In 2011, the case went all the way to the U.S. Supreme Court and it held for the ruling from a lower court that ruled California violated federal tribal gaming law by demanding casinos make payments into the state’s Indian Gaming Special Distribution Fund if they wanted to add more slots.
It was viewed by the courts as a kind of state-sanctioned extortion that allowed the tribe to temporarily operate under the aegis of federal, rather than state, oversight. However, that arrangement has now been made permanent by virtue of a November 21st decree stating the Rincon band could continue its relationship with the National Indian Gaming Commission without any further legal interference from the state of California.
Elizabeth L. Homer, a tribal gaming attorney in Washington D.C. and former NIGC vice chair, stated that the shift away from the state and to the federal government allowed the tribe to conduct their business as one nation to another and not as an entity of California. This meant that California could not try to foist its governmental policies such as environmental or child support policies on the tribal nation.

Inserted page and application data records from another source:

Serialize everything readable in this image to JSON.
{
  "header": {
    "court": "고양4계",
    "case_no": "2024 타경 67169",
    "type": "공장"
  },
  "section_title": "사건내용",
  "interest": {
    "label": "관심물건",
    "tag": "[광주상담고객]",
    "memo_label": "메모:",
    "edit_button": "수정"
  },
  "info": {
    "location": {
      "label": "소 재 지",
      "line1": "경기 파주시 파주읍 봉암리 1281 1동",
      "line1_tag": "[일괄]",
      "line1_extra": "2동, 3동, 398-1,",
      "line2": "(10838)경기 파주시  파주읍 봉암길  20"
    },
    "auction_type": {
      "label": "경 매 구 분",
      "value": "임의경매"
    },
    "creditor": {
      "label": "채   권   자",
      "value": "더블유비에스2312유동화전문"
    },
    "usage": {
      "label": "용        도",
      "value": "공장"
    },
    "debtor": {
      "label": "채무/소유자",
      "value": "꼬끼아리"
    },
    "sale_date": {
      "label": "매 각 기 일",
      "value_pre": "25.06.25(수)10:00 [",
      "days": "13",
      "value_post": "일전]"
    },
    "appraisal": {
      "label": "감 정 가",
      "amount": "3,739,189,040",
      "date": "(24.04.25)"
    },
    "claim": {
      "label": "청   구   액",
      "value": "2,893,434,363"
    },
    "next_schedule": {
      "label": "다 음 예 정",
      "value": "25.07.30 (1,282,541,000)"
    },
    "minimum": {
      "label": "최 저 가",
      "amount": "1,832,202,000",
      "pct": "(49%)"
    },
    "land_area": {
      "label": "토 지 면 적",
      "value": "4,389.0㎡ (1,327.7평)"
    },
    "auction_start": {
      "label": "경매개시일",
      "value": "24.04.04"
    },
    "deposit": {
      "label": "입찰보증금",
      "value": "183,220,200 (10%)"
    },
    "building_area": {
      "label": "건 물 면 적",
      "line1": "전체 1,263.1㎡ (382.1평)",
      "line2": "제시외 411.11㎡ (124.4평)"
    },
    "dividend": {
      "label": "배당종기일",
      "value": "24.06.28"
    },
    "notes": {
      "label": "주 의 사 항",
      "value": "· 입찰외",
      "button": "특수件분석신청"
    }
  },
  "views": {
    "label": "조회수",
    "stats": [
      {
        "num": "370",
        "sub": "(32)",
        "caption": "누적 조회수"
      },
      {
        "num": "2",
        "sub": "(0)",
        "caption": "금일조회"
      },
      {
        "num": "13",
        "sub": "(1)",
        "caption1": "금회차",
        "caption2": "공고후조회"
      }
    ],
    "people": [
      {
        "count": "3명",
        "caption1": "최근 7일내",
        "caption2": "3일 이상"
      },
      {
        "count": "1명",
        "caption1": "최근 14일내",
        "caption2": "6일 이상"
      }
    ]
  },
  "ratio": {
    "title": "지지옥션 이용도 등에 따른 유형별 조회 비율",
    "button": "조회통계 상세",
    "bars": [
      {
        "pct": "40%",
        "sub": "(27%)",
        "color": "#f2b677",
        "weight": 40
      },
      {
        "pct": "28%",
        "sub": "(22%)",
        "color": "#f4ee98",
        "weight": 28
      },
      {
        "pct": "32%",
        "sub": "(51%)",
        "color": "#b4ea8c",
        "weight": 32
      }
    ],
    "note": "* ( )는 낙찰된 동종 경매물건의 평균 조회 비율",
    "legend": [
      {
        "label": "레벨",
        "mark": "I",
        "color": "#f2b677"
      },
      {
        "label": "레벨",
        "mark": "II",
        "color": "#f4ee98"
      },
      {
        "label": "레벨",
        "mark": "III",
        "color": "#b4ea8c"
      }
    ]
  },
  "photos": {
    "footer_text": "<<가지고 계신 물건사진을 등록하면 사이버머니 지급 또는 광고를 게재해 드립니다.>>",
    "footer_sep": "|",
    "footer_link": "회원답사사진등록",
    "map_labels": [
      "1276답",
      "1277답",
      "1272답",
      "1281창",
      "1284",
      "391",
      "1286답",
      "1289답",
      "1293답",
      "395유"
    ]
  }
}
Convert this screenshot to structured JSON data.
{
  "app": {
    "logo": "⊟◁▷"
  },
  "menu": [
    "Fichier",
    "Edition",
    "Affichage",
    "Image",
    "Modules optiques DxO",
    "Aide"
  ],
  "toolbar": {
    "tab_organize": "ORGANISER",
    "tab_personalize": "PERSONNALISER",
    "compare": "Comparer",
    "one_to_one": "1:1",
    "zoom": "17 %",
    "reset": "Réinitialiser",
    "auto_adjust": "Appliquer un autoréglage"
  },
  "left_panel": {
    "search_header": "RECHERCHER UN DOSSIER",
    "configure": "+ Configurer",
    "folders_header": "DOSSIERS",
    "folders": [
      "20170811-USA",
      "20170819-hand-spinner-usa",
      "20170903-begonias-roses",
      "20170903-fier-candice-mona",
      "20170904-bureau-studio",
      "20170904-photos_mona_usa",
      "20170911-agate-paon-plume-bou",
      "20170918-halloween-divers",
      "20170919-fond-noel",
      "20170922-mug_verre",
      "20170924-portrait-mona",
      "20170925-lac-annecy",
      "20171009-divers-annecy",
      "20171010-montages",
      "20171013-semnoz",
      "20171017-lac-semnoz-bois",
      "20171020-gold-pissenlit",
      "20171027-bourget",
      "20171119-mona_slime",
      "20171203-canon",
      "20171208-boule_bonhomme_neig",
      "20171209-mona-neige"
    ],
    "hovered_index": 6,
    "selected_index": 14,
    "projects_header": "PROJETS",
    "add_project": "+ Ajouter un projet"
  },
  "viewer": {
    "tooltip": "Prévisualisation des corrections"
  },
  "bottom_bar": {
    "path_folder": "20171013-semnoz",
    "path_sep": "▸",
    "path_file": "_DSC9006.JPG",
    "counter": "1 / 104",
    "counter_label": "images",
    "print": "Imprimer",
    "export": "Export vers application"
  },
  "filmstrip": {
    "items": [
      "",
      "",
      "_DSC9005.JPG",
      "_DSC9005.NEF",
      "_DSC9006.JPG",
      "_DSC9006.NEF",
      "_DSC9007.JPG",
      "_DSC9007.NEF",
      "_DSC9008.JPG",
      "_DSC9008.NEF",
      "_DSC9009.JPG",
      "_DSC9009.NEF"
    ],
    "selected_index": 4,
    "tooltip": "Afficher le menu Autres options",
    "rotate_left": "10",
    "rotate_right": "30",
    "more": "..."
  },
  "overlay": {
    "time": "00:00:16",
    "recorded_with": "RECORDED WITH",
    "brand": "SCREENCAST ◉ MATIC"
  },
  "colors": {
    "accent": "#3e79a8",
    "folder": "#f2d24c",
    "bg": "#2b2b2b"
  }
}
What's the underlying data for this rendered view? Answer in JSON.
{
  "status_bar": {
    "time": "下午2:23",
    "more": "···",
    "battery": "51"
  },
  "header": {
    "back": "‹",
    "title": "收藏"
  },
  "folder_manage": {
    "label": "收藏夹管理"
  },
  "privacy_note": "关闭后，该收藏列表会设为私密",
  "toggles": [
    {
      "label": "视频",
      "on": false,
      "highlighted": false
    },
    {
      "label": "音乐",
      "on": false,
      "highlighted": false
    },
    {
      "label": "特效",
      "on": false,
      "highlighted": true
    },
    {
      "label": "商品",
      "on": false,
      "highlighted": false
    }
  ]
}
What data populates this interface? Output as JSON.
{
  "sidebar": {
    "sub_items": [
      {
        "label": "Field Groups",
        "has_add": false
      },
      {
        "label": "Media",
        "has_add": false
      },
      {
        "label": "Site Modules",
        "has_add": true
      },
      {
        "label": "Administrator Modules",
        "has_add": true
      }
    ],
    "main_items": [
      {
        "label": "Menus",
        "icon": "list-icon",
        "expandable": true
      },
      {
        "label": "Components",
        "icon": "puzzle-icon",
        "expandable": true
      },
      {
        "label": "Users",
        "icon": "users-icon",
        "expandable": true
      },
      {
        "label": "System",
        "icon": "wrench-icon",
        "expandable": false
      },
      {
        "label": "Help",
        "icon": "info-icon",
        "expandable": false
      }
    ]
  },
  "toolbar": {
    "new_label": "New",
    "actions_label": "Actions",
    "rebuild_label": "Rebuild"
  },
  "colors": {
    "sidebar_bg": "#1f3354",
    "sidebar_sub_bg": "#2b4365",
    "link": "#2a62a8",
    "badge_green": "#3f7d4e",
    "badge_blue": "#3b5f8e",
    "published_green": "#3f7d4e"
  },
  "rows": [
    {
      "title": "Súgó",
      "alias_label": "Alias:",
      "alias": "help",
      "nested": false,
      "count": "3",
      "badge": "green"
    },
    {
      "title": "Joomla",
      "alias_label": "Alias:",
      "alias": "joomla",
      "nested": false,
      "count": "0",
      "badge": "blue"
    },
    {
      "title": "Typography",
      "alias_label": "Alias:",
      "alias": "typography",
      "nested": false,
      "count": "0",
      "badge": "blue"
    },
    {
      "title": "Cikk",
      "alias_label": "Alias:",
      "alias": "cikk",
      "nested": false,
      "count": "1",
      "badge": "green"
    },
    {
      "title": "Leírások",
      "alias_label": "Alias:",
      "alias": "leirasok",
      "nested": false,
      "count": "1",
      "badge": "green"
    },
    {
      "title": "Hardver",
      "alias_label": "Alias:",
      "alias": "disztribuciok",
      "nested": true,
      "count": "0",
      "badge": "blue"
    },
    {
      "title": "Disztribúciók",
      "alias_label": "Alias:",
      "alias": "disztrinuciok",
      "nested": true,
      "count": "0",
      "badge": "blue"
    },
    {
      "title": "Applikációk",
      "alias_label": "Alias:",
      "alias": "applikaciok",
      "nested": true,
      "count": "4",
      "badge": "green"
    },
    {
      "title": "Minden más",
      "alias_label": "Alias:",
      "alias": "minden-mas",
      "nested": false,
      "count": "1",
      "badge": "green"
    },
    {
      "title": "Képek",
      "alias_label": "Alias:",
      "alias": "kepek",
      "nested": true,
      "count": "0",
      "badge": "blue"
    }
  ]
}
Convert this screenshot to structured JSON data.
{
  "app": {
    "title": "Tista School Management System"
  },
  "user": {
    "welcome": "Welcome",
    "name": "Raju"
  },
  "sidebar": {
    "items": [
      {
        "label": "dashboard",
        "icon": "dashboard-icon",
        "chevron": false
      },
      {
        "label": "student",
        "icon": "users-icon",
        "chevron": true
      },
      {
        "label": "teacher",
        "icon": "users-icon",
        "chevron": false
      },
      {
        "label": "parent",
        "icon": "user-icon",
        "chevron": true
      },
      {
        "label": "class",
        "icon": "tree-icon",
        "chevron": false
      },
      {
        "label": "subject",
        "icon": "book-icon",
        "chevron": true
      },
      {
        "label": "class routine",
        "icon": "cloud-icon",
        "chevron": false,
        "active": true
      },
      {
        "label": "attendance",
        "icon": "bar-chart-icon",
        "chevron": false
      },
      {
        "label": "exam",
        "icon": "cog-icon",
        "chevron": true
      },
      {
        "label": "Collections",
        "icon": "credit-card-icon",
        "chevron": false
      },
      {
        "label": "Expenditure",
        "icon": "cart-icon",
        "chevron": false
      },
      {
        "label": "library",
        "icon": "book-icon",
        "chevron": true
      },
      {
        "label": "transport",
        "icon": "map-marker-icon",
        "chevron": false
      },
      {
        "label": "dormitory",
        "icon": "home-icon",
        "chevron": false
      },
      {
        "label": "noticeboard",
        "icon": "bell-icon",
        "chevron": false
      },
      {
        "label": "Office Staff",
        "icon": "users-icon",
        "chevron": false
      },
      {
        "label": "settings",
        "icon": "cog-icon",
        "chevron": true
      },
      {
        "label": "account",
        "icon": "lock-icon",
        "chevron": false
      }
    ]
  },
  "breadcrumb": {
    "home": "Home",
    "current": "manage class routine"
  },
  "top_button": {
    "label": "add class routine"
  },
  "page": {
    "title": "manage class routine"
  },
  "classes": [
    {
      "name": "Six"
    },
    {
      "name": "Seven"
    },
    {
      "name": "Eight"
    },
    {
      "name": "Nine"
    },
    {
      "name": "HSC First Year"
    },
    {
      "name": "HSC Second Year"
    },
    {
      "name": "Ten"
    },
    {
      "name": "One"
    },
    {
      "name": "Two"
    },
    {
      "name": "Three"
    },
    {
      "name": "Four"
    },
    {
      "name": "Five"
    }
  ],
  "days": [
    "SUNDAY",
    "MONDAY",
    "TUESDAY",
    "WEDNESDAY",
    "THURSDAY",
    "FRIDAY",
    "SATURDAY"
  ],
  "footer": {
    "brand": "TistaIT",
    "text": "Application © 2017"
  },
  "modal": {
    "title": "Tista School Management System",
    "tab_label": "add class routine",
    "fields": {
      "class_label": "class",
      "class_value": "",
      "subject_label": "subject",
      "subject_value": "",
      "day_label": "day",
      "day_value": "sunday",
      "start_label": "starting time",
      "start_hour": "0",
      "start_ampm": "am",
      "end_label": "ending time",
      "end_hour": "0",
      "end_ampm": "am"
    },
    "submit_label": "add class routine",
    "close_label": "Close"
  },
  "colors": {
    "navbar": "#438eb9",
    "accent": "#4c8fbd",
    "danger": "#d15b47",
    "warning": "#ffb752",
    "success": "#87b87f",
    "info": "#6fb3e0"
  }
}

“Compacts are really only supposed to govern the conduct of Class III gaming and are not intended as a mechanism for the state to start pressing its policies onto tribal governments… Does this mean that there is less oversight, or is this going to be a more poorly regulated facility because the state isn’t performing that function? I would say, not really. I think there’s going to be robust regulation regardless,” Homer said.